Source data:
-------------------------

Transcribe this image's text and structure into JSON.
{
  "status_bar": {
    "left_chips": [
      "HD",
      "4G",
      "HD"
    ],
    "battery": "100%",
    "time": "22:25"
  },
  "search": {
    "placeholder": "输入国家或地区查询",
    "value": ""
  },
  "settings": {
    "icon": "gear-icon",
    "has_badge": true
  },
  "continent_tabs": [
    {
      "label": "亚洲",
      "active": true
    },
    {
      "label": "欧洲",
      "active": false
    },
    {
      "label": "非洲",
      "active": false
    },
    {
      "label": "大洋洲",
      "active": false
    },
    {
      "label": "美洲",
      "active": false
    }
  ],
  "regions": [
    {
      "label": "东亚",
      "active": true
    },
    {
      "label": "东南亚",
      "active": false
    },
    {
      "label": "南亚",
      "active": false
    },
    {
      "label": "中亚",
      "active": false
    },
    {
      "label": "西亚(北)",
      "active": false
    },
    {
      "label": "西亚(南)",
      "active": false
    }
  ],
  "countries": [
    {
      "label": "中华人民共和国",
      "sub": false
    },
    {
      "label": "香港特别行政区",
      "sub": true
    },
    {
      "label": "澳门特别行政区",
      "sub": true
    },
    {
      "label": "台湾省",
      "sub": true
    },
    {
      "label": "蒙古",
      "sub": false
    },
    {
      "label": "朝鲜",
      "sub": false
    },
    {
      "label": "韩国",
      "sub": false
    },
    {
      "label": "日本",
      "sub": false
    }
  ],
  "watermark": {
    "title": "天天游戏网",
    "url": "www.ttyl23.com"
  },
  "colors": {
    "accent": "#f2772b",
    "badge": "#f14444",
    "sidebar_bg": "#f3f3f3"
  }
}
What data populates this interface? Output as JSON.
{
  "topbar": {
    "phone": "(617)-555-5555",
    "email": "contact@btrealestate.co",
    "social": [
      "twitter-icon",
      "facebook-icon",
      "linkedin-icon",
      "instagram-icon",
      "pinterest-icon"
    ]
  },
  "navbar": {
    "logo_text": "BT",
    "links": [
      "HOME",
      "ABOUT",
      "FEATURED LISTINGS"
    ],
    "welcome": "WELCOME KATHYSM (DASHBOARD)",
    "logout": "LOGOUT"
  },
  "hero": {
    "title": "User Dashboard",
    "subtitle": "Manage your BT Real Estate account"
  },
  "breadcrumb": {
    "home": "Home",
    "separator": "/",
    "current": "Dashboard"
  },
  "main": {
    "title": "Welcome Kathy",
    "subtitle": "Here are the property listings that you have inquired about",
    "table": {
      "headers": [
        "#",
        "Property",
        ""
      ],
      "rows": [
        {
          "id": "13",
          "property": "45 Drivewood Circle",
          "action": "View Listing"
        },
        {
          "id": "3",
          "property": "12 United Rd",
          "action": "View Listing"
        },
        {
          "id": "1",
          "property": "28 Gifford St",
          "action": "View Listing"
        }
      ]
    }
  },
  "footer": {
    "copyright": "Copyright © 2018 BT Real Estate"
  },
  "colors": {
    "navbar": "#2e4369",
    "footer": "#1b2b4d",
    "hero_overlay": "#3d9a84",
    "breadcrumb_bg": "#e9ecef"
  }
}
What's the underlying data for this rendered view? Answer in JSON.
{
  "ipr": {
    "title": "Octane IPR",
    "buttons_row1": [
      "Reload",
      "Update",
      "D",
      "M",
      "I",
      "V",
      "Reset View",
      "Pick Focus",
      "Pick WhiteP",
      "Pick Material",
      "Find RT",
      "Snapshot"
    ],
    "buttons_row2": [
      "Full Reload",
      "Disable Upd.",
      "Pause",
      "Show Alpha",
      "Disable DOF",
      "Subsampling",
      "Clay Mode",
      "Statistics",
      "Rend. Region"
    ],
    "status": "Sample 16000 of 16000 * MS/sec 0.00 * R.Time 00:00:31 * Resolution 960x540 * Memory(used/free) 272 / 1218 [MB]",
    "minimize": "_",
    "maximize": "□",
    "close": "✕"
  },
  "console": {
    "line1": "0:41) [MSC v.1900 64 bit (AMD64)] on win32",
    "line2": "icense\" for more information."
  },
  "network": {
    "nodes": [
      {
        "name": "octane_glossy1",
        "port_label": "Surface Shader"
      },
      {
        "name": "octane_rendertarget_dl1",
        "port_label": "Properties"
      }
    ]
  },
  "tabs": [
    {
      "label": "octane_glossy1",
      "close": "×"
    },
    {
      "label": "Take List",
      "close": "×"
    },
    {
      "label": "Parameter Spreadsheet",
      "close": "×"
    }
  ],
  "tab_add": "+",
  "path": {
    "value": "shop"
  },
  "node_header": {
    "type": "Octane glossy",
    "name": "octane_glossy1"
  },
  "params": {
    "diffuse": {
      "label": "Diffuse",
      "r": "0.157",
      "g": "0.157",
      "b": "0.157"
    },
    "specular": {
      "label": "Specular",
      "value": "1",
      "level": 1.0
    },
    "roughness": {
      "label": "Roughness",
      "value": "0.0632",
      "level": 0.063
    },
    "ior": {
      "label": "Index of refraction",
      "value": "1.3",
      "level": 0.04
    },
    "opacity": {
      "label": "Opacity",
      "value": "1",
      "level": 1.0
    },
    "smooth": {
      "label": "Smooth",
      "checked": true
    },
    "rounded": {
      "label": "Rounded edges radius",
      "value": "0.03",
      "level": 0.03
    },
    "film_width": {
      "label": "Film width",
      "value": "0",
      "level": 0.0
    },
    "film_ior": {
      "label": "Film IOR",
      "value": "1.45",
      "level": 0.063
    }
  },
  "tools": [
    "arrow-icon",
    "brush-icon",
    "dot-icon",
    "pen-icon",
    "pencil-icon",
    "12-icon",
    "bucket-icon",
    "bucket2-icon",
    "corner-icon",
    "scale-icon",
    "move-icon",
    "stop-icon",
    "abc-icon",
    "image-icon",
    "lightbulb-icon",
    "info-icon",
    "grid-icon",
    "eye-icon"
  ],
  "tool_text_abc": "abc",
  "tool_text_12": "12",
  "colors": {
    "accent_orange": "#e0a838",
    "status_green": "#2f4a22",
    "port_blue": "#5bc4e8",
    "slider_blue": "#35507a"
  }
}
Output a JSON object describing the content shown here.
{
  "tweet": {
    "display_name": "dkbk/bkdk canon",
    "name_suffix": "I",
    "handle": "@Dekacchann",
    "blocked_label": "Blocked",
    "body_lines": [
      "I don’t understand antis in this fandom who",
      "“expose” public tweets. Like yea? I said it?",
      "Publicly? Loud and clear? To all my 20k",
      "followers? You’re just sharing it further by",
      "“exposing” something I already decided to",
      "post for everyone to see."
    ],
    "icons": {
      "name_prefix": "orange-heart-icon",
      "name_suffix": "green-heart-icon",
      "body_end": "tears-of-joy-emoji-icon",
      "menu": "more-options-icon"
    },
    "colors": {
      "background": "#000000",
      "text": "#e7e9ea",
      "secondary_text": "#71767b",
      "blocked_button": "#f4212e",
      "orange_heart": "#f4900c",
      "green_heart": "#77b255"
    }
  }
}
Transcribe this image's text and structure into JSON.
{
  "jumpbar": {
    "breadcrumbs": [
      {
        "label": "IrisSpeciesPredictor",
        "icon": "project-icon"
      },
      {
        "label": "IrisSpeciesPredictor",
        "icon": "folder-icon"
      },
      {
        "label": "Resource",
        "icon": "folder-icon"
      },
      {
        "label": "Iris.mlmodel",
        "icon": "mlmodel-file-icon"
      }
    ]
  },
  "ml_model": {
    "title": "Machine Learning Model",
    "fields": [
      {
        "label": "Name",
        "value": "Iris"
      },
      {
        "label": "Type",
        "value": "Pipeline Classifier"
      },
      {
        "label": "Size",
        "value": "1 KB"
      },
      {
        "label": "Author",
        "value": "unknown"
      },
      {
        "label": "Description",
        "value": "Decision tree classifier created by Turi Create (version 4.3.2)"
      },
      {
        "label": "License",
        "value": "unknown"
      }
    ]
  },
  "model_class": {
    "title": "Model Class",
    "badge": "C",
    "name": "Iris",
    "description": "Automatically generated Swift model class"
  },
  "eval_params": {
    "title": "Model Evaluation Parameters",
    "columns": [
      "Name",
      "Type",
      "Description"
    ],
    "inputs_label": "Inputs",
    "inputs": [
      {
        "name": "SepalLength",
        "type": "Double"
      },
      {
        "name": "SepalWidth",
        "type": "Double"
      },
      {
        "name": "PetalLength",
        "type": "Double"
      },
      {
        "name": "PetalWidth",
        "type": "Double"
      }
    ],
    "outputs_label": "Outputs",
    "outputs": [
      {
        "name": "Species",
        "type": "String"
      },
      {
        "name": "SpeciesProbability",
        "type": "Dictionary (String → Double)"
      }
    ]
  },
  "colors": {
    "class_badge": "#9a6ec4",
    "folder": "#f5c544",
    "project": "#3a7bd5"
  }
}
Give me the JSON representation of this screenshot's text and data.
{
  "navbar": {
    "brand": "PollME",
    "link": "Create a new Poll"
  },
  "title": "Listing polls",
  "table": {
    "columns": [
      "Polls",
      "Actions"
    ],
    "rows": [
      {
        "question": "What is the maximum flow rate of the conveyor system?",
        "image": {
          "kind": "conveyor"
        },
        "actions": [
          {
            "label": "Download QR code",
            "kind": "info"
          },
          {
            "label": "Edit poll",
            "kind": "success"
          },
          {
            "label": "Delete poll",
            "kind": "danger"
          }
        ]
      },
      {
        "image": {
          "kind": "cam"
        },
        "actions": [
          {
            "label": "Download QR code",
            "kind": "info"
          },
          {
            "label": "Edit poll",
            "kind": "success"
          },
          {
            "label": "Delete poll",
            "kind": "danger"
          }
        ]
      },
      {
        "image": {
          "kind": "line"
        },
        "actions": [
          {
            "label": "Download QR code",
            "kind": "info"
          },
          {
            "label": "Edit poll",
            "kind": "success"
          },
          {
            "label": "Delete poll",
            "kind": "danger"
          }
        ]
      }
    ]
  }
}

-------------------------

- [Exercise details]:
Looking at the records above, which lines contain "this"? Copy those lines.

- [Answer to the exercise]:
Transcribe this image's text and structure into JSON.
What data populates this interface? Output as JSON.
What's the underlying data for this rendered view? Answer in JSON.
      "I don’t understand antis in this fandom who",
Transcribe this image's text and structure into JSON.
Give me the JSON representation of this screenshot's text and data.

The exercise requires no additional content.